I returned yesterday from attending the 3rd annual conference of the Associação Brasileira de Estudos Mórmons (Brazilian Mormon Studies Association) inspired with the fascinating subjects covered during the conference and ready to dive into another year of research in preparation for next year’s conference. In particular, one presentation was groundbreaking, changing the perception of Mormonism in Mexico before WWII. Read more »
Scott at Bloggernacle Times has been putting on a very impressive Behind the Music retrospective about the old Banner of Heaven blog. The hair, the women, the trashed hotel rooms — it’s all there, complete with interviews with band members (Brian G. comes clean about the infamous “no brown M&M’s” contract), groupies band aids, and even the occasional critic. In fact, about the only point that Scott seems to have missed so far is the group’s hidden apologetic purpose. What apologetic purpose, you ask?
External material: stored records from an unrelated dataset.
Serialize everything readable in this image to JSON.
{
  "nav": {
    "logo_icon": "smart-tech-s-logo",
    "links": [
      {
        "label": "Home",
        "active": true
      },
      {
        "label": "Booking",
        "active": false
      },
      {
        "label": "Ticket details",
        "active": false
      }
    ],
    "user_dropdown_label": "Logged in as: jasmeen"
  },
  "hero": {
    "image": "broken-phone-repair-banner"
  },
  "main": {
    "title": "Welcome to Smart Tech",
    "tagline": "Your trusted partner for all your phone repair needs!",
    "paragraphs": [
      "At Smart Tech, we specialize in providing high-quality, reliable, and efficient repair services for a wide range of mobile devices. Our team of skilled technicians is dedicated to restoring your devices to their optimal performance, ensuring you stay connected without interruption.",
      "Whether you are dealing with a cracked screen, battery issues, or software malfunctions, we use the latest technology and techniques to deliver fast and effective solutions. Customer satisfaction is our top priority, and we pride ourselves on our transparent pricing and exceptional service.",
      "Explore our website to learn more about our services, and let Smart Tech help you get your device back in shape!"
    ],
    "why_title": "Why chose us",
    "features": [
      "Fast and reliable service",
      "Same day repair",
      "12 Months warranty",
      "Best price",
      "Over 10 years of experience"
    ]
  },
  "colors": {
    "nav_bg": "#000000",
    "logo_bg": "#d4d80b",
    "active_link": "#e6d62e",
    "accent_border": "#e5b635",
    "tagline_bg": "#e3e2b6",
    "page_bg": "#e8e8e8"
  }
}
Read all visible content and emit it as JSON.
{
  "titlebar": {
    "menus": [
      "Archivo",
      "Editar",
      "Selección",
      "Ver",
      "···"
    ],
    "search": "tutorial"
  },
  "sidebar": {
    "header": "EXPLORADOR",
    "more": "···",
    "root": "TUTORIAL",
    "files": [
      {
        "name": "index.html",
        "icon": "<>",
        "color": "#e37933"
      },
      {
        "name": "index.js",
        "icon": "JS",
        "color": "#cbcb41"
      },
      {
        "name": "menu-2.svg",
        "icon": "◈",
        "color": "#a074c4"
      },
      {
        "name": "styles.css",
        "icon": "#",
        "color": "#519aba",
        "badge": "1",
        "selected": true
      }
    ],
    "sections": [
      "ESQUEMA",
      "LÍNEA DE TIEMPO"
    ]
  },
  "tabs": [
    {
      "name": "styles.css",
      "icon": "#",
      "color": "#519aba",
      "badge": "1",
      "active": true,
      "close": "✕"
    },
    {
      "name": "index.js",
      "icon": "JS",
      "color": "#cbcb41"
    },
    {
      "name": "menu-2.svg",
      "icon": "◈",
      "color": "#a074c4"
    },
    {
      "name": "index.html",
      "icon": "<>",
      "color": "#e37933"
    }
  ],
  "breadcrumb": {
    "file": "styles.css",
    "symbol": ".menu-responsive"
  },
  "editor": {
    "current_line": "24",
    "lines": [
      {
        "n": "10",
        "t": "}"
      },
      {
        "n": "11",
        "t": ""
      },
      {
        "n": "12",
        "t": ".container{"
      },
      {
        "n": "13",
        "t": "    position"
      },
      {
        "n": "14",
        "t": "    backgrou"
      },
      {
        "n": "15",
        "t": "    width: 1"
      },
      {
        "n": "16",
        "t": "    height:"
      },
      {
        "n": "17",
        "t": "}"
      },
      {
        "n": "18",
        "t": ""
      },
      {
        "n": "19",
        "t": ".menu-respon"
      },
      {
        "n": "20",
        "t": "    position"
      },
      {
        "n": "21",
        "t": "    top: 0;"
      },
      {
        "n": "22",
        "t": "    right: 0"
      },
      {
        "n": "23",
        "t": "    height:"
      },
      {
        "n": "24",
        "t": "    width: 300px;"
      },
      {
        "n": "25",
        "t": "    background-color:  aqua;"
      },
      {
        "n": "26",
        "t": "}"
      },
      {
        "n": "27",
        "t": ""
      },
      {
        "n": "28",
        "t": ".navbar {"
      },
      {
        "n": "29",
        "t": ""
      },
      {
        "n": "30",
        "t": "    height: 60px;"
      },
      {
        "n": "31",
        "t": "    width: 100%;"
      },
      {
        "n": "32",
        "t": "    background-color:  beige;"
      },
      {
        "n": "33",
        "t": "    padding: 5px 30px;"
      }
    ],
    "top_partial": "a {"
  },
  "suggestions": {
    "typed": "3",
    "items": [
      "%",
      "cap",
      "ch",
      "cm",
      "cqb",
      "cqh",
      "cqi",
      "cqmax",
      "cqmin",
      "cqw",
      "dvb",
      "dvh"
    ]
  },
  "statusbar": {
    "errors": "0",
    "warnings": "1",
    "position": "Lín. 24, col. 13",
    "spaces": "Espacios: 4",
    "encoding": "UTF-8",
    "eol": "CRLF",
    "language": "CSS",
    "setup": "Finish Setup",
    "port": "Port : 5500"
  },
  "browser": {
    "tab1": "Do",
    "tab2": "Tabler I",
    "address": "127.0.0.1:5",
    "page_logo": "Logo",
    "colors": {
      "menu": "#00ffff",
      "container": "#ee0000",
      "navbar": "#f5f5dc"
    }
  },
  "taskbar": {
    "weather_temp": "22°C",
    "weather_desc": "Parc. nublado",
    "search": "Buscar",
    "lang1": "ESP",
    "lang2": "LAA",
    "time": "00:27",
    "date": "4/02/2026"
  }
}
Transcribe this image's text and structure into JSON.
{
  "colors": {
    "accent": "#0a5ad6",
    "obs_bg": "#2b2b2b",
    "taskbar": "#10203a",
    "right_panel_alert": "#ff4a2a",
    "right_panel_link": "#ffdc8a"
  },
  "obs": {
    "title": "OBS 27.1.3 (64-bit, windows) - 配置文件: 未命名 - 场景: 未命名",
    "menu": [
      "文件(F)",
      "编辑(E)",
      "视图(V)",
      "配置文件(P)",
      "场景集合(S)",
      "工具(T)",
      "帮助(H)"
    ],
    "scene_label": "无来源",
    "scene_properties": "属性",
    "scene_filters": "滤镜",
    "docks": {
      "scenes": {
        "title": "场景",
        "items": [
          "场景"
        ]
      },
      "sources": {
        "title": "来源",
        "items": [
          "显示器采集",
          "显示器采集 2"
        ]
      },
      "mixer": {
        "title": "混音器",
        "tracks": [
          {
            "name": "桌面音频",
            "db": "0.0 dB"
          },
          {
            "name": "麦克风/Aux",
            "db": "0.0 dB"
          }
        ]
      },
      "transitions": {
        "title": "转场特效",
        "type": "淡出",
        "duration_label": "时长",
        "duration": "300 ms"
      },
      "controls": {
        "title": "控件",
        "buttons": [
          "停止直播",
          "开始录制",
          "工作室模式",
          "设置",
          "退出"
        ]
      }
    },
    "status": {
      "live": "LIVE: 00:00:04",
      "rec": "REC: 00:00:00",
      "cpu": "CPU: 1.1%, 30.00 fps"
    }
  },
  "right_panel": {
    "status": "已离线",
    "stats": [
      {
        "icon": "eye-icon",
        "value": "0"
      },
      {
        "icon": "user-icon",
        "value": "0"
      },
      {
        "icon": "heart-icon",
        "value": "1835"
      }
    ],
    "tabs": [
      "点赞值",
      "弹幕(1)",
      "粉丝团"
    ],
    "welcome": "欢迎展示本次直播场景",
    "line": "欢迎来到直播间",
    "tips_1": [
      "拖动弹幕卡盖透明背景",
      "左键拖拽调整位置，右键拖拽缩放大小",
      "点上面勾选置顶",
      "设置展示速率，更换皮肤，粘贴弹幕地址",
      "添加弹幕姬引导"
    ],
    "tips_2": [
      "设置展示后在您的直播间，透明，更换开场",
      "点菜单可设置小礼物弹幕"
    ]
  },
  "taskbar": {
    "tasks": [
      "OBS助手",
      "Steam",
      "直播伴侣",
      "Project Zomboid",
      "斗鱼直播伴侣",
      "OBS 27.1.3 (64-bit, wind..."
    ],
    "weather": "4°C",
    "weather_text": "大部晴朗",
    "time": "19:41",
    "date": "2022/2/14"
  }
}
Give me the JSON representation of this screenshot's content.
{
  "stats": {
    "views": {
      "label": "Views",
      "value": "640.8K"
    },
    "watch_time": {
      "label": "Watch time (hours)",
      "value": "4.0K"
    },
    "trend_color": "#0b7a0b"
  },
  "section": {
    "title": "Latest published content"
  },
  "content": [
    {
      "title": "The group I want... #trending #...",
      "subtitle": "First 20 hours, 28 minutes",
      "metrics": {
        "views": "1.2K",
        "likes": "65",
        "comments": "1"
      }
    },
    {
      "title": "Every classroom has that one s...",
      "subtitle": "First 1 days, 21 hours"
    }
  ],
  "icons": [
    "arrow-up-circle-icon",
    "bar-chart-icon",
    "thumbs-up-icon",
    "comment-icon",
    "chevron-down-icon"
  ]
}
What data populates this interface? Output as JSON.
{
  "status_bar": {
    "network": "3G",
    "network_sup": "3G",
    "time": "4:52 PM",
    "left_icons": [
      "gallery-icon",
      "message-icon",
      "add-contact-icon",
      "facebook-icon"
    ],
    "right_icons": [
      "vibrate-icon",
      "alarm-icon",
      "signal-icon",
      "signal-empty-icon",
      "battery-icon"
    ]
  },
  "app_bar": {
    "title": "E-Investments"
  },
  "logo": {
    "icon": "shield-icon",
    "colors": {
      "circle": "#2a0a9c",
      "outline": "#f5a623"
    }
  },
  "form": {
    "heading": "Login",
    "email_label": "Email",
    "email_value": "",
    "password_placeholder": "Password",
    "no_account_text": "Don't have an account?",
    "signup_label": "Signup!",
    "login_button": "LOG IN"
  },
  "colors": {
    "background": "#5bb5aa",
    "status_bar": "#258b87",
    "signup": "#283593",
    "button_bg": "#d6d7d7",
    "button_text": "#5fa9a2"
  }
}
Only that a widely read book — also widely perceived as hostile towards the church... Read more »